A community interest company set up to help young people find a path in life is being forced to shut down - a victim of the Covid-19 pandemic.

Slough Aspire based in Edinburgh Avenue on the Trading Estate was created in 2013 supported by Langley College, the young peoples' charity Learning to Work, solicitors Kidd Rapinet and SEGRO which runs the estate.

Its aim was to help young people develop their skills to match the town's businesses. It has been a huge success, helping 17,500 young people find careers - while supporting 5,500 training programmes for the unemployed. An estimated 20,000 people have visited its premises and 450 businesses have become involved.

Kate Webb, chairman of the Slough Aspire Board, said: “The very real and far-reaching impact of the Coronavirus pandemic has meant that the difficult decision to close Slough Aspire had to be taken."

The centre was forced to close during lockdown and has been unable since to keep financially afloat.

The Aspire Centre will remain empty until future plans for the site can be organised.

But Neil Impiazzi, Partnership Development Director for SEGRO, said its commitment to skills and employment training remained 'unwavering'.

He said: “Our recently launched Centenary Fund is being used to support local charities focussed on delivering training and skills programmes digitally to the Slough community during the ongoing pandemic. Additionally, we will be maintaining the former Slough Aspire training facility on the Slough Trading Estate and are exploring how we can repurpose it to continue to benefit the community and local businesses.

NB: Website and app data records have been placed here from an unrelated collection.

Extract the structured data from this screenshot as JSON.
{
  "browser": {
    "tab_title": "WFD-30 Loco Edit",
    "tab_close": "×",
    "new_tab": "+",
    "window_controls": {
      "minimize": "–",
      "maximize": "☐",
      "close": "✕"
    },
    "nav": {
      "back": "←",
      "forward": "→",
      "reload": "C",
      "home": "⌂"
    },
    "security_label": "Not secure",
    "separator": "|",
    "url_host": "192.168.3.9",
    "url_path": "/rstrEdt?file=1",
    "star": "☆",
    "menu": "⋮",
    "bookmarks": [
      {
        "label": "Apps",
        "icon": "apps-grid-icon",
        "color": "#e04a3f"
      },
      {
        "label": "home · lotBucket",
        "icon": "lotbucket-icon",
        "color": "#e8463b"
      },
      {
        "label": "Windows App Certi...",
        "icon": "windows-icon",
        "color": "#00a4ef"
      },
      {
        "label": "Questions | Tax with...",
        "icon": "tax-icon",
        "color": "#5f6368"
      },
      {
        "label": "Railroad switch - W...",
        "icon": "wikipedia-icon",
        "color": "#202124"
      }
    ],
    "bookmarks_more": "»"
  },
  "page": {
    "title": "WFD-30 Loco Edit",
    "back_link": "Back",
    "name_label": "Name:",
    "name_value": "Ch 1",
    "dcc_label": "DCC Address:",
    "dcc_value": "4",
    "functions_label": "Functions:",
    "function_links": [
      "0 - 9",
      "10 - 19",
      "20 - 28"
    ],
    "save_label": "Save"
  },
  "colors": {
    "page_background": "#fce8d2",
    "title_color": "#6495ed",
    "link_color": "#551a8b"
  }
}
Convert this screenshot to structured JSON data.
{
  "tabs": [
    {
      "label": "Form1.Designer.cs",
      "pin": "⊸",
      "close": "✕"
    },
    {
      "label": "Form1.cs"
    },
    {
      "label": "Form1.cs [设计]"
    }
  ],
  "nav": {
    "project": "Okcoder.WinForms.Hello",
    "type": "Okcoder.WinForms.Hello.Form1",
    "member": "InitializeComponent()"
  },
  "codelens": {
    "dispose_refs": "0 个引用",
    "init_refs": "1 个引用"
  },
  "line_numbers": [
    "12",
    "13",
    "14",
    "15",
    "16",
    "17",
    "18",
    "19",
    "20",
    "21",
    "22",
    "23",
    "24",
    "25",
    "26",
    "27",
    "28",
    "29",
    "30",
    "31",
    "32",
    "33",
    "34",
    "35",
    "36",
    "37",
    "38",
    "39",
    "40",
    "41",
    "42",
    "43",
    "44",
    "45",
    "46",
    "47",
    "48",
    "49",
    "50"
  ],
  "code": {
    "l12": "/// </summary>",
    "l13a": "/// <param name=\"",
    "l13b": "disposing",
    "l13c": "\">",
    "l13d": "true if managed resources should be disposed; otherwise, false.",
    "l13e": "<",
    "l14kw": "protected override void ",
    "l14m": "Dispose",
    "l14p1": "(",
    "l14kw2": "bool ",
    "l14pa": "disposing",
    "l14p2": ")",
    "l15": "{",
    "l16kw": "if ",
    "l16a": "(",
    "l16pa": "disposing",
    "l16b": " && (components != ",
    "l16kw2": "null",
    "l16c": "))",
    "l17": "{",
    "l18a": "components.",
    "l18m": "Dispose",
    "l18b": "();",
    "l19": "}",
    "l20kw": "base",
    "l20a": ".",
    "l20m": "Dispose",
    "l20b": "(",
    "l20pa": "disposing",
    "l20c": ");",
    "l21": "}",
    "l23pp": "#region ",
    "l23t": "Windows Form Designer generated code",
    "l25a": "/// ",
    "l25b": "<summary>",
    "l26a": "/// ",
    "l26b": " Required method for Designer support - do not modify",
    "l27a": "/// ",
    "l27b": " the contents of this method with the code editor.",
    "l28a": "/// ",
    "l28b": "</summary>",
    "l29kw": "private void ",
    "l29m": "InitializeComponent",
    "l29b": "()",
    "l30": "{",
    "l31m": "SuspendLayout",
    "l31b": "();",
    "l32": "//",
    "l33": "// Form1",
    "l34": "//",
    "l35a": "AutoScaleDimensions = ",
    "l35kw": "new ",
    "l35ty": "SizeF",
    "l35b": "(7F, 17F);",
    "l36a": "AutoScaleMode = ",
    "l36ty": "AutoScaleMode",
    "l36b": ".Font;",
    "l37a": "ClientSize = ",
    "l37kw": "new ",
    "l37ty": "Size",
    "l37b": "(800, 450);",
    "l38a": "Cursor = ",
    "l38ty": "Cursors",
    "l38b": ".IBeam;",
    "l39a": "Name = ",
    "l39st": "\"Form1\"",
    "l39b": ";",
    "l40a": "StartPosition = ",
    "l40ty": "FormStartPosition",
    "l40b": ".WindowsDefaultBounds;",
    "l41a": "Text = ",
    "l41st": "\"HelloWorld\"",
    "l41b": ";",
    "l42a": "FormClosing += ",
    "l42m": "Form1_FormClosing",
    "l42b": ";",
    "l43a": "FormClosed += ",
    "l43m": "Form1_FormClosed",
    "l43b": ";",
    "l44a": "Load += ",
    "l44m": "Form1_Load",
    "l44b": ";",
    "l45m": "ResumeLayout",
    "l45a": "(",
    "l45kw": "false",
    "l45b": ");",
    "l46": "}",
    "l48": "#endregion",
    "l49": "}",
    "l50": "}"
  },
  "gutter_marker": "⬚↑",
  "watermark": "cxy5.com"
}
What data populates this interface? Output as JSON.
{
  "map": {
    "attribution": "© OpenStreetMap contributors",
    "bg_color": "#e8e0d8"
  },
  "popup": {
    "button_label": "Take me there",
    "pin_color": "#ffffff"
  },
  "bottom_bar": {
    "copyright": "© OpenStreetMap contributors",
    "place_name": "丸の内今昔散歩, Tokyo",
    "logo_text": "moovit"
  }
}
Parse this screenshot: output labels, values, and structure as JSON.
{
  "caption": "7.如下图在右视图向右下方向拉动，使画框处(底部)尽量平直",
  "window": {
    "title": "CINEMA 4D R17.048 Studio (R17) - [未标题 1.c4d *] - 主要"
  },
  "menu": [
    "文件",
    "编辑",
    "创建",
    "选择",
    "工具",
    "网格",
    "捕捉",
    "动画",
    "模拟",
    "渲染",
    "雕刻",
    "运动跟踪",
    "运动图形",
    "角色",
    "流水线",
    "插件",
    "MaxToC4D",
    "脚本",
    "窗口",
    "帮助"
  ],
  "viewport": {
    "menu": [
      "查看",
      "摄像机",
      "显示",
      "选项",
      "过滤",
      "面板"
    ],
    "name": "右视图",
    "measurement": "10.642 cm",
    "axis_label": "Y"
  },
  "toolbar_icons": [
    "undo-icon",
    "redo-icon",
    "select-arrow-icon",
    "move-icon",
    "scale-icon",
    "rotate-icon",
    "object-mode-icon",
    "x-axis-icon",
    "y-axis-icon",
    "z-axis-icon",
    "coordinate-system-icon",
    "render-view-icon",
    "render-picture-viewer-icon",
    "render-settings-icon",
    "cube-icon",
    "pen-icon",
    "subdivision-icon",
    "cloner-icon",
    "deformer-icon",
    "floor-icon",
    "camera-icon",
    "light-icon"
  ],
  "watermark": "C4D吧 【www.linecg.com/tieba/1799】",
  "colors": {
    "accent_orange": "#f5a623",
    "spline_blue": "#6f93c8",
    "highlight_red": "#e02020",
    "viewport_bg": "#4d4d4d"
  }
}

“We are incredibly proud of what Slough Aspire has achieved. It has been a force for good in Slough – for residents and businesses alike.”